Users' Note for your implementation for any additional implementationspecific information.
The time taken by f01lef is approximately proportional to $n$.
The factorization of a tridiagonal matrix proceeds in $\left(n1\right)$ steps, each step eliminating one subdiagonal element of the tridiagonal matrix. In order to avoid small pivot elements and to prevent growth in the size of the elements of $L$, rows $k$ and ($k+1$) will, if necessary, be interchanged at the $k$th step prior to the elimination.
The element
${\mathbf{ipiv}}\left(n\right)$ returns the smallest integer,
$j$, for which
where
${\Vert {\left(T\lambda I\right)}_{j}\Vert}_{1}$ denotes the sum of the absolute values of the
$j$th row of the matrix (
$T\lambda I$). If no such
$j$ exists, then
${\mathbf{ipiv}}\left(n\right)$ is returned as zero.

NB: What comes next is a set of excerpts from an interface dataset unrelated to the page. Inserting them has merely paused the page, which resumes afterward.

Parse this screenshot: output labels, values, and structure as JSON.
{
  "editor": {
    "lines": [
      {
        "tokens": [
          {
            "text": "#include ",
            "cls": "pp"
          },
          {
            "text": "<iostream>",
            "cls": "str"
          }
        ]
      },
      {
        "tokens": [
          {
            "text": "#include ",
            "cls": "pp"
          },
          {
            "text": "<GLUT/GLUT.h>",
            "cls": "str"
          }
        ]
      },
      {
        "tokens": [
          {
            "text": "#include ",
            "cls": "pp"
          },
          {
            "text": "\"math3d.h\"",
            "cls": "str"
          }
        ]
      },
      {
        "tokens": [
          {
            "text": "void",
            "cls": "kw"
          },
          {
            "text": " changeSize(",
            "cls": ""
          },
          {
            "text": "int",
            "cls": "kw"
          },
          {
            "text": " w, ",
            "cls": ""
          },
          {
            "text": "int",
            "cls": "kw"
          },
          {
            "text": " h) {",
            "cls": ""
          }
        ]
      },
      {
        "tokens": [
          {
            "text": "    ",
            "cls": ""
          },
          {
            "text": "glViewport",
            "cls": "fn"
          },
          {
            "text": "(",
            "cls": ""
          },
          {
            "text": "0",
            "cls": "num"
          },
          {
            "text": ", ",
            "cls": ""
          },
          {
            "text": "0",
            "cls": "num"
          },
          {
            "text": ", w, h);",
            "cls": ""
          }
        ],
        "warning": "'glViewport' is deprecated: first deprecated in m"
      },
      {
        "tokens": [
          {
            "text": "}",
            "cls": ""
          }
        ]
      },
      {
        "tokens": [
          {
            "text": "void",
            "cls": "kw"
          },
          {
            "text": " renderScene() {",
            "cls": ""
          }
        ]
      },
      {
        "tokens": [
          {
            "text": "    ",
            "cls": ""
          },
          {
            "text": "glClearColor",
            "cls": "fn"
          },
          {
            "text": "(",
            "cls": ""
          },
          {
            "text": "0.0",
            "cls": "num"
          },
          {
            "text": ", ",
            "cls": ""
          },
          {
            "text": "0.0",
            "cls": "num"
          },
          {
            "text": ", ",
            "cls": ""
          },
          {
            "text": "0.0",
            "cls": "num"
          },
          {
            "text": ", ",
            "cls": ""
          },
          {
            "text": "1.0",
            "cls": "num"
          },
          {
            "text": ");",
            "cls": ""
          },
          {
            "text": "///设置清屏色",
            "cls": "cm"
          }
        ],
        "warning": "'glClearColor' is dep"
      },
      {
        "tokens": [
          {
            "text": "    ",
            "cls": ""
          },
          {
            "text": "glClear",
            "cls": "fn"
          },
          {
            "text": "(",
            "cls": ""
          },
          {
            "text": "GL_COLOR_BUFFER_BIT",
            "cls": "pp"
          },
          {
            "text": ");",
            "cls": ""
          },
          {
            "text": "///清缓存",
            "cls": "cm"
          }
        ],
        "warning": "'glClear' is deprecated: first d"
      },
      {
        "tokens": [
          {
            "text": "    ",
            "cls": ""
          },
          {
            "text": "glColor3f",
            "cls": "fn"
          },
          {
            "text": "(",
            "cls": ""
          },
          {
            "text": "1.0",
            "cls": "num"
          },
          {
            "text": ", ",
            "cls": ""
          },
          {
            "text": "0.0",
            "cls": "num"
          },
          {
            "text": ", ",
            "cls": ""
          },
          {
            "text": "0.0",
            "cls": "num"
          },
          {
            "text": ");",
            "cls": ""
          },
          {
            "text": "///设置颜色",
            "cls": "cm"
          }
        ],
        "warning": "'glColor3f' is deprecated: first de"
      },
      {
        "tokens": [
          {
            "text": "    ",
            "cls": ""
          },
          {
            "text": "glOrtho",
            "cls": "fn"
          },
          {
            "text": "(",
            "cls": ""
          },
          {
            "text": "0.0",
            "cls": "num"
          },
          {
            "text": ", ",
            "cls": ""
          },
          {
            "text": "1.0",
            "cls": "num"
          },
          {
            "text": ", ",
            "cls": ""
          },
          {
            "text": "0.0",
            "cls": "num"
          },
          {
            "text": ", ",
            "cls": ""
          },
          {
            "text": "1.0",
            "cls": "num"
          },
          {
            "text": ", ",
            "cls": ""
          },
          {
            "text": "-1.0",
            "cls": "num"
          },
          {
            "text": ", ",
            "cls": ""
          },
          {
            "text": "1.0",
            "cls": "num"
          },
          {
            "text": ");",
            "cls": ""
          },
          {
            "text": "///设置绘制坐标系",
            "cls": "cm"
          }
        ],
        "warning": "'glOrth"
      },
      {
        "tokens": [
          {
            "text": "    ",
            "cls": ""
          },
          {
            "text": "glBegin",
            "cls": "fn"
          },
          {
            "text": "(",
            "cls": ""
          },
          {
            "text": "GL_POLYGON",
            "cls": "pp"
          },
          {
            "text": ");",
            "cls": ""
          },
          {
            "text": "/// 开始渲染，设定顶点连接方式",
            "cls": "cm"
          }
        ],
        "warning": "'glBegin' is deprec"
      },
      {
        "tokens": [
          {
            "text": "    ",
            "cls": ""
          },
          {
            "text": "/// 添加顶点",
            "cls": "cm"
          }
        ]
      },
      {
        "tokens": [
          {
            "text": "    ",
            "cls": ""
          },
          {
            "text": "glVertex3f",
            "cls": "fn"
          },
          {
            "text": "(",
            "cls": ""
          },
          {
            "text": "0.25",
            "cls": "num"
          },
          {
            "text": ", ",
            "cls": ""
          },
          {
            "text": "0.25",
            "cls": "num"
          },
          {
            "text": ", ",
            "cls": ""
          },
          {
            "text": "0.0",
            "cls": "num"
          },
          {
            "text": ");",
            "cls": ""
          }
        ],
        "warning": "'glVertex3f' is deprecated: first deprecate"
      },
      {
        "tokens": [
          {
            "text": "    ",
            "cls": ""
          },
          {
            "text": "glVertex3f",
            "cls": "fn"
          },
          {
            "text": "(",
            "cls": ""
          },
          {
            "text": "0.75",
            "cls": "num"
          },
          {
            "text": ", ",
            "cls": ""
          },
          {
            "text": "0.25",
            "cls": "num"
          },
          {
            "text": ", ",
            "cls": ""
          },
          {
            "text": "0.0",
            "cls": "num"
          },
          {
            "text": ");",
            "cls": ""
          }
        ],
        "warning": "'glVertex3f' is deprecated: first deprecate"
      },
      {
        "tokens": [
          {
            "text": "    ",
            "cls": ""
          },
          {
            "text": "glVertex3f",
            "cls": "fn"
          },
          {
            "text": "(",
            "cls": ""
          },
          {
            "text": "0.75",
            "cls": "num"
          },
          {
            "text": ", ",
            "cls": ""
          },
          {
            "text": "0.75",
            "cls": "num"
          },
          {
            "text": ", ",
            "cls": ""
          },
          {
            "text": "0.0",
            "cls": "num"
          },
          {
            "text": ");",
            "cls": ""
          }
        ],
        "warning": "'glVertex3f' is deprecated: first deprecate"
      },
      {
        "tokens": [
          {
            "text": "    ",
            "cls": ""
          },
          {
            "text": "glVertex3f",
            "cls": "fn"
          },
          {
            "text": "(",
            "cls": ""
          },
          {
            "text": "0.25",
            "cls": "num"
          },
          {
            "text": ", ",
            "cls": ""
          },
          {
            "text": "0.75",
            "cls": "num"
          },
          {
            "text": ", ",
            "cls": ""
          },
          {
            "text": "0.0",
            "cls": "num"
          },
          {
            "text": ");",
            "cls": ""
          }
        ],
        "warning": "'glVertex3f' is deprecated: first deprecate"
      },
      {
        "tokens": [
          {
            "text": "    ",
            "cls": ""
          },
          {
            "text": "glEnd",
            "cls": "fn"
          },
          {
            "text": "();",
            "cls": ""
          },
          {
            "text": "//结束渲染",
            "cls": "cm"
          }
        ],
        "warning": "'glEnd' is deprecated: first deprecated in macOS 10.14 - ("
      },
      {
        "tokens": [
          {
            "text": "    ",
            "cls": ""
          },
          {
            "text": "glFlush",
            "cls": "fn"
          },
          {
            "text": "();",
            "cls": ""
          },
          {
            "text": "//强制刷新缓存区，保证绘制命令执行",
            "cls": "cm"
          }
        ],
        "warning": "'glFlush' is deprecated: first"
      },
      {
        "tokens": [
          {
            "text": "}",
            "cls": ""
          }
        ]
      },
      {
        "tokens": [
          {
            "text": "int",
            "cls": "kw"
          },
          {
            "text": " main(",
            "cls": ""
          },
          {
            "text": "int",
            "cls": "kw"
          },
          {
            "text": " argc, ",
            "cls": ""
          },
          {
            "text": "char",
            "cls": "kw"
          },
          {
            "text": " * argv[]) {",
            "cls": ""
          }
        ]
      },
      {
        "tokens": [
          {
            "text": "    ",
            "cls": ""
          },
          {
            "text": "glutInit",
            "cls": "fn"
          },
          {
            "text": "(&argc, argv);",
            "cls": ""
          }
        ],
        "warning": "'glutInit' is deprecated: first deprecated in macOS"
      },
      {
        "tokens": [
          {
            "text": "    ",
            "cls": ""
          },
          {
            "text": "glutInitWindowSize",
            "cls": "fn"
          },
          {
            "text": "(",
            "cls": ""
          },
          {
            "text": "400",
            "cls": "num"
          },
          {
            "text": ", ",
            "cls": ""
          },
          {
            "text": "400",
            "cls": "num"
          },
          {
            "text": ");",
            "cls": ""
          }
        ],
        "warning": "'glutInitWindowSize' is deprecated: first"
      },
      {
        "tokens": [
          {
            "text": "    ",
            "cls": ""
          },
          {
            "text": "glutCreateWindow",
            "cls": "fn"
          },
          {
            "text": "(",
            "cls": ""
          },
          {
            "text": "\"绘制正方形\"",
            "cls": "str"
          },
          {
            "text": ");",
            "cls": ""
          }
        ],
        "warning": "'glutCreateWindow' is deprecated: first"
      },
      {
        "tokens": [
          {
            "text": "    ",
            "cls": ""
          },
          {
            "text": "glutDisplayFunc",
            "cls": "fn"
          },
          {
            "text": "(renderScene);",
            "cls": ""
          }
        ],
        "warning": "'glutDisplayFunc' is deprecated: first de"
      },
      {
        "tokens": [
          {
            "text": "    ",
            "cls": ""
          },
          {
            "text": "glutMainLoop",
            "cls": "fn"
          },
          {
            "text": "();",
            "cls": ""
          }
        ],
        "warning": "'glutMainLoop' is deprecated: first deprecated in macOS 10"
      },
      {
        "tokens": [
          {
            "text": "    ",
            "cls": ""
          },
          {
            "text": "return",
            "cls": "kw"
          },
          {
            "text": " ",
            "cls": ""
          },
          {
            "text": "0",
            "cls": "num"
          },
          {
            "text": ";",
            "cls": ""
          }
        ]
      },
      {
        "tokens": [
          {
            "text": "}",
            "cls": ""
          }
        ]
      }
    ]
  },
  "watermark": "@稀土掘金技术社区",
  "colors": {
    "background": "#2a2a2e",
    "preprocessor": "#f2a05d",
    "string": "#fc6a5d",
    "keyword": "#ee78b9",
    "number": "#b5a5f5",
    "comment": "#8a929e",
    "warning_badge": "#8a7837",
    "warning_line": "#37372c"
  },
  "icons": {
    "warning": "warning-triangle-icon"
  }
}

If such a
$j$ exists, then
$\left{u}_{jj}\right$ is small and hence (
$T\lambda I$) is singular or nearly singular.
This routine may be followed by
f04lef to solve systems of tridiagonal equations. If you wish to solve single systems of tridiagonal equations you should be aware of
f07caf (dgtsv), which solves tridiagonal systems with a single call.
f07caf (dgtsv) requires less storage and will generally be faster than the combination of
f01lef and
f04lef, but no test for near singularity is included in
f07caf (dgtsv) and so it should only be used when the equations are known to be nonsingular.
10
Example
This example factorizes the tridiagonal matrix
$T$ where
and then to solve the equations
$Tx=y$, where
by a call to
f04lef. The example program sets
${\mathbf{tol}}=5\times {10}^{5}$ and, of course, sets
${\mathbf{lambda}}=0$.
10.1
Program Text
Program Text (f01lefe.f90)
10.2
Program Data
Program Data (f01lefe.d)
10.3
Program Results
Program Results (f01lefe.r)